 The = problems occurs during the day where updates can be sent that possibly = contain older data then the nightly batch = update. 
If you have a an application level = sequence for updates (I used that term to avoid saying timestamp) you = could use it as the cassandra timestamp. As long as you know it = increases it=92s fine. You can specify the timestamp for a column via = either thrift or cql3. 

When the updates come in = during the day if they have the older time stamp just send the write and = it will be = ignored. 

Cheers

http://www.thelastpickle.com

On 17/11/2013, at 8:45 am, Lawrence Turcotte <lawrence.turcotte@gmail.com> wrote:

that is, data consists of of an account = id with a timestamp column that indicates when the account was updated. = This is not to be confused with row insertion/update times tamp = maintained by Cassandra for conflict resolution within the Cassanda = Nodes. Furthermore the account has about 200 columns and updates occur = nightly in batch mode where roughly 300-400 million updates are sent. = The problems occurs during the day where updates can be sent that = possibly contain older data then the nightly batch update. As such the = requirement to first look at the account update time stamp in the = database and comparing the proposed update time stamp to determine = whether to update or not.

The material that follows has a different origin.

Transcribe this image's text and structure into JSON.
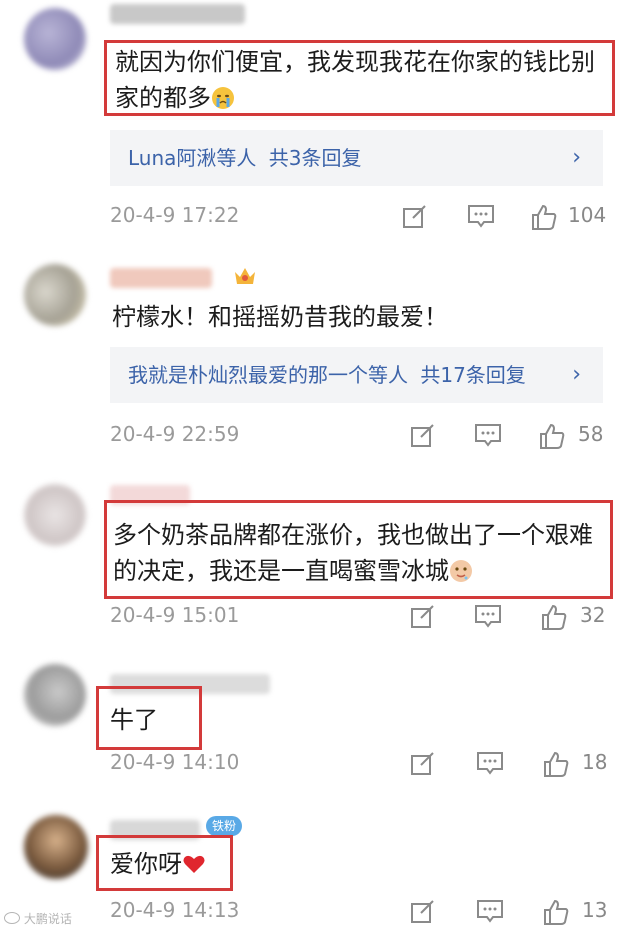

The idea here is that a read before update in Cassandra = is generally not a good idea. To alleviate this problem I was thinking = of either maintaining a separate Cassandra db with only two columns of = account id and update time stamp and using this as a look up before = updating or setting a stored procedure within the main database to do = the read and update if the data within the database is older.

UPDATE Account SET some columns WHERE = lastUpdateTimeStamp < = proposedUpdateTimeStamp.

I am kind of leaning = towards the separate database or keys pace as a simple look up to = determine whether to update the data in the main Cassandra database, = that is the database that contain the 200 columns of account data. If = this is the best choice then I would like to explore the pros and cons = of creating a separate Cassandra Node cluster for look up of account = update time stamps vs just adding another key space within the main = Cassandra database in terms of performance implications. In this account = and time stamp only database I would need to also update the time stamp = when the main database would be updated.

Any thoughts are = welcome

Lawrence


= --Apple-Mail=_A762F4B7-E055-42ED-819C-3D99FA5A9779--